Egyptiske arkeologer har funnet fire nye templer i en Qantara, fire kilometer øst for Suez-kanalen, i Sinai. De er rester av en by som lå langs det som kalles Horus-Veien. Den forbandt Egypt til Palestina, og gikk ikke langt fra dagens grenseby Rafah.

Archaeologist Mohammed Abdel-Maqsoud, chief of the excavation team, said the large brick temple could potentially rewrite the historical and military significance of the Sinai for the ancient Egyptians.

The temple contains four hallways, three stone purification bowls and colorful inscriptions commemorating Ramses I and II. The grandeur and sheer size of the temple could have been used to impress armies and visiting foreign delegations as they arrived in Egypt, authorities said.

The dig has been part of a joint project with the Culture Ministry that started in 1986 to find fortresses along the military road. Hawass said early studies suggested the fortified city had been Egypt’s military headquarters from the New Kingdom (1569-1081 B.C.) until the Ptolemaic era, a period lasting about 1500 years.

In a previous find, archaeologists there reported finding the first ever New Kingdom temple to be found in northern Sinai. Studies indicated the temple was built on top of an 18th Dynasty fort (1569-1315 B.C.).

Last year, a collection of reliefs belonging to King Ramses II and King Seti I (1314-1304 B.C.) were also unearthed along with rows of warehouses used by the ancient Egyptian army during the New Kingdom era to store wheat and weapons.

Abdel-Maqsoud said the fortified city corresponded to the inscriptions of the Way of Horus found on the walls of the Karnak Temple in Luxor which illustrated the features of 11 military fortresses that protected Egypt’s eastern borders. Only five of them have been discovered to date.

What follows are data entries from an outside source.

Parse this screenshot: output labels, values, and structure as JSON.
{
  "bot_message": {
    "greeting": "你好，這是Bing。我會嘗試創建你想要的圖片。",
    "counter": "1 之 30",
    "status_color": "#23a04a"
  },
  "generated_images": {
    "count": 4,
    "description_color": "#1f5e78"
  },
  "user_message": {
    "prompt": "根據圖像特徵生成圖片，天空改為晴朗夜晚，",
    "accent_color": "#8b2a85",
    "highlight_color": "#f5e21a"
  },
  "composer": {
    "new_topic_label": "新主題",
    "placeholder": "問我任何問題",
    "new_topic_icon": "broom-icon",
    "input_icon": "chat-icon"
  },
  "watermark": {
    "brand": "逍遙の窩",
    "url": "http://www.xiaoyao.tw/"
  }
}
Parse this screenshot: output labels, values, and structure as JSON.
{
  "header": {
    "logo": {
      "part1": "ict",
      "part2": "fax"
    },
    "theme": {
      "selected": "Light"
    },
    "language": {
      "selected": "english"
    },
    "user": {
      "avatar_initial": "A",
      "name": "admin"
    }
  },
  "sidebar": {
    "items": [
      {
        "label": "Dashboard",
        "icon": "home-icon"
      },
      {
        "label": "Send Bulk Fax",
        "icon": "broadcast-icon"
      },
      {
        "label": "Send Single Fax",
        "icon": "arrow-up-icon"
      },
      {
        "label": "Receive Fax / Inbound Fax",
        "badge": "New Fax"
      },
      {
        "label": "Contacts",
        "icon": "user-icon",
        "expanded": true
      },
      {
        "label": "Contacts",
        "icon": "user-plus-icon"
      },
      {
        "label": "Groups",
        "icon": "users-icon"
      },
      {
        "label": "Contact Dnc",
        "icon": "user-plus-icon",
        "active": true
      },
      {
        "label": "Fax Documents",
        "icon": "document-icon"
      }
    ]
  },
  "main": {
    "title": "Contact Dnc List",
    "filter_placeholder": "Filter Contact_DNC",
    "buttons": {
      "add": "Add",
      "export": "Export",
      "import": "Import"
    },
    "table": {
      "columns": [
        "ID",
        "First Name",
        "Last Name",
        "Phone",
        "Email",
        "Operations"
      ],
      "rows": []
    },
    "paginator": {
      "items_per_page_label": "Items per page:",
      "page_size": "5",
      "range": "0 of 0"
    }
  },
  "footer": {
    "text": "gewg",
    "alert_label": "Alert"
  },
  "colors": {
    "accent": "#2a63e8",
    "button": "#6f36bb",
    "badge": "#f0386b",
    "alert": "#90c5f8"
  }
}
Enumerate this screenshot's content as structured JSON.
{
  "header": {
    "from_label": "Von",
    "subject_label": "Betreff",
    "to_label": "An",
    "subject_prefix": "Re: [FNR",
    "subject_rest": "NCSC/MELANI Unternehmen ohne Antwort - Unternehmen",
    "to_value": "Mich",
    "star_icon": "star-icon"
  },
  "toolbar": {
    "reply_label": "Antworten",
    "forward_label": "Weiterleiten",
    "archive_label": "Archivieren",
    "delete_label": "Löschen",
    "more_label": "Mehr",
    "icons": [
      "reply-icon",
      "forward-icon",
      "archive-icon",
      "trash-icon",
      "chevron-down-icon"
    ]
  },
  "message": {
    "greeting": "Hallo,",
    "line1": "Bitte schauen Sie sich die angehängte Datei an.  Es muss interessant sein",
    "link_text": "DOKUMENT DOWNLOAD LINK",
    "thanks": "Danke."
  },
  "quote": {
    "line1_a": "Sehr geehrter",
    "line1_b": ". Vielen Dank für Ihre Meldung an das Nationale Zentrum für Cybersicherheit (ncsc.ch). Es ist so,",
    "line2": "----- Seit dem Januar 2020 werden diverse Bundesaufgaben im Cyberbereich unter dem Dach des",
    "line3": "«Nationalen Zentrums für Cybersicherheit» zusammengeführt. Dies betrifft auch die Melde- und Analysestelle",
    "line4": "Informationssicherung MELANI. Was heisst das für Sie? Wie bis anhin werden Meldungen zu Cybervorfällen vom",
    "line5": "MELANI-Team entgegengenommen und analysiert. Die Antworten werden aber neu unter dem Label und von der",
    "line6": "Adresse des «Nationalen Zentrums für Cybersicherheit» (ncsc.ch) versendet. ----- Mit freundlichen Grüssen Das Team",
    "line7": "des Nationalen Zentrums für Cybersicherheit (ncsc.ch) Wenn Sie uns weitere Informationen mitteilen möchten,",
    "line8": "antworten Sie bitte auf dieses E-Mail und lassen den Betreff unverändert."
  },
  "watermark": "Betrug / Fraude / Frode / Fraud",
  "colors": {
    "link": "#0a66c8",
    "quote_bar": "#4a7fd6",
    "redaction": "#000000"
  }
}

Bildet viser farao Ramses II, til høyre og Geb, jordens gud, på en av templene i Qantara.